“In terms of pure performance, we still have ground to make up on Ferrari and McLaren Mercedes, and we didn't make the progress we hoped to in the second half of the season. Indeed, some of our development projects did not yield the expected performance gains on the track. But I am certain we shall learn the lessons from this for 2009. After all, we want to be up there fighting for the World Championship title next season,” said Theissen.
BMW started the season very strong and, by the Canadian Grand Prix, they were already leading the championship standings ahead of Ferrari and McLaren. Not only that, but their driver Robert Kubica was also very much alive in the title race, especially after his win at Montreal. Little by little though, the team lost its pace in the championship and began focusing on the development of next year's car rather than continue their efforts throughout the remaining half of the season.
As it later turned out, had the German manufacturer continued focusing on the 2008 car, they would have probably had a great chance of winning at least one of the titles – drivers or constructors – as early as this season. Both Ferrari and McLaren lost plenty of points in the second half of the season, while Renault upped their game and outscored BMW in terms of on-track performances.
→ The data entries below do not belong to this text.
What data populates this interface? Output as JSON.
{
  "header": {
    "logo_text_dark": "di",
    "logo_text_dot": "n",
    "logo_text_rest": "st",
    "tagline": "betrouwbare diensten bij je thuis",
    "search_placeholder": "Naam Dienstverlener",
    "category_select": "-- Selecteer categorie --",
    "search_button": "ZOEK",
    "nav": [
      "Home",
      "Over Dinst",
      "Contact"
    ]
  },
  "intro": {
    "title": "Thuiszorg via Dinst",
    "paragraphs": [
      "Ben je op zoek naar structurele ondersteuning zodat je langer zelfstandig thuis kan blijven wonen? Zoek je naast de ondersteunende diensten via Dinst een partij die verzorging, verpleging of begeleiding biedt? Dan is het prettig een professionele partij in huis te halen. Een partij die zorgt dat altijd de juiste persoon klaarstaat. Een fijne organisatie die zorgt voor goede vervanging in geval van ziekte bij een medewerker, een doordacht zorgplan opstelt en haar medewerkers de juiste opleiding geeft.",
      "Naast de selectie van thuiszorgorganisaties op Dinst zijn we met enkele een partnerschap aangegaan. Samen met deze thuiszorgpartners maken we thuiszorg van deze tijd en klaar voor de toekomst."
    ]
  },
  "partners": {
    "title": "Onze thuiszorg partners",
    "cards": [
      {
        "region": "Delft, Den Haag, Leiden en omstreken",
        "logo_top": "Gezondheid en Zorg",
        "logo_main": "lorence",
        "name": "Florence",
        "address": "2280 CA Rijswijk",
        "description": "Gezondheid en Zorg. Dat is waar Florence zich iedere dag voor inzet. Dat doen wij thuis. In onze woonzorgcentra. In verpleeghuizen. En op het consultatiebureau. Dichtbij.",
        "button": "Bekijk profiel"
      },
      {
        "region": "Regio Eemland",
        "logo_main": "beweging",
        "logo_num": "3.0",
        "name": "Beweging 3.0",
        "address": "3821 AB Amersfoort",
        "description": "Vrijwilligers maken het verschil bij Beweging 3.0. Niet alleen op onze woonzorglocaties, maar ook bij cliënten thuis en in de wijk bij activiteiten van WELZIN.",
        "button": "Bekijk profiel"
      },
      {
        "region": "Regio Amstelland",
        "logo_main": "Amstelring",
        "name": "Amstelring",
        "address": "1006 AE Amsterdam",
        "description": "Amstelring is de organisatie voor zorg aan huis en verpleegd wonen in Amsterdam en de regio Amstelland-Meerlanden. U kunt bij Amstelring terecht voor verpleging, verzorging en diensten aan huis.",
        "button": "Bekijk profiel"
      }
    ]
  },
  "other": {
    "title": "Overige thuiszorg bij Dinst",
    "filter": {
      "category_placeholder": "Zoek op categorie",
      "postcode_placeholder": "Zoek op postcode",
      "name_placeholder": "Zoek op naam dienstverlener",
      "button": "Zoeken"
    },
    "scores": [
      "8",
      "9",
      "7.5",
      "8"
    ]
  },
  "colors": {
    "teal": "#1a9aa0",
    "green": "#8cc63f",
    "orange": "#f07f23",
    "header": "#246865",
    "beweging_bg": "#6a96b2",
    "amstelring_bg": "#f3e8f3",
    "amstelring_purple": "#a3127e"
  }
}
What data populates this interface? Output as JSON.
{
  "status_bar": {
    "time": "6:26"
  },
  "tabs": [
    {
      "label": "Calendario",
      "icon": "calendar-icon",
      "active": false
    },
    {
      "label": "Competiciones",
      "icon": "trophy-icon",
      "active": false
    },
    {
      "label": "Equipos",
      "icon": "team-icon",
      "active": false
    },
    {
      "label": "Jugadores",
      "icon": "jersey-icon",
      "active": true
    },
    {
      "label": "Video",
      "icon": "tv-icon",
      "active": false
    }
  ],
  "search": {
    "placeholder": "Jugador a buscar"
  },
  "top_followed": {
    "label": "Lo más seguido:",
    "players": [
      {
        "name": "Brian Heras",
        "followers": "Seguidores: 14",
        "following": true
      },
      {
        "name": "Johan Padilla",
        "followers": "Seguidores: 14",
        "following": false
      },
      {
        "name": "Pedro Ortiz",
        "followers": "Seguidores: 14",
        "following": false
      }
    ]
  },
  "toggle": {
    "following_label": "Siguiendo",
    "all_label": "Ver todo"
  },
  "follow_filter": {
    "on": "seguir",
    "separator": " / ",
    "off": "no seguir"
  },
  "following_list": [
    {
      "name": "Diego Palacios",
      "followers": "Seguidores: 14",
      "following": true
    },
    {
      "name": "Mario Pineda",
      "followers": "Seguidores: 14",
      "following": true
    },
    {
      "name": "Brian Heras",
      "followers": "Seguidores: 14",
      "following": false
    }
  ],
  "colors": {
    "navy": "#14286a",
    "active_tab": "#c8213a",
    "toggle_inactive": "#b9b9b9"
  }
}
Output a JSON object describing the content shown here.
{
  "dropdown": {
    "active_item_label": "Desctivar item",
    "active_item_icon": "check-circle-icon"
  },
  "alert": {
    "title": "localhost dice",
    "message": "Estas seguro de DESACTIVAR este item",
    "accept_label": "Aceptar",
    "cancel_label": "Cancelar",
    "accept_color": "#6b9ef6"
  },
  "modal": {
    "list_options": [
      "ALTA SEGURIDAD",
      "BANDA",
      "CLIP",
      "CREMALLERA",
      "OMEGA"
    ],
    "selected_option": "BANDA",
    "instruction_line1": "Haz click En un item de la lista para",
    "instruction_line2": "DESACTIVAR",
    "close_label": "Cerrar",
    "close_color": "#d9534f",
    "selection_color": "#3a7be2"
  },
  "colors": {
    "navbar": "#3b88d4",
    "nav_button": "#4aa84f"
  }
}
Nevertheless, Theissen praised his team efforts this year and hoped BMW can keep up the winning trend next year.
“As things stand, we have now had 11 podium finishes this year, compared with two in 2007. This statistic alone is evidence of the considerable steps forward we have made. dded to that, Nick (Heidfeld) brought us our first fastest race lap in Malaysia, Robert (Kubica) claimed our first pole position in Bahrain, and we've now scored points in 34 consecutive races, something no other team can match,” concluded the German.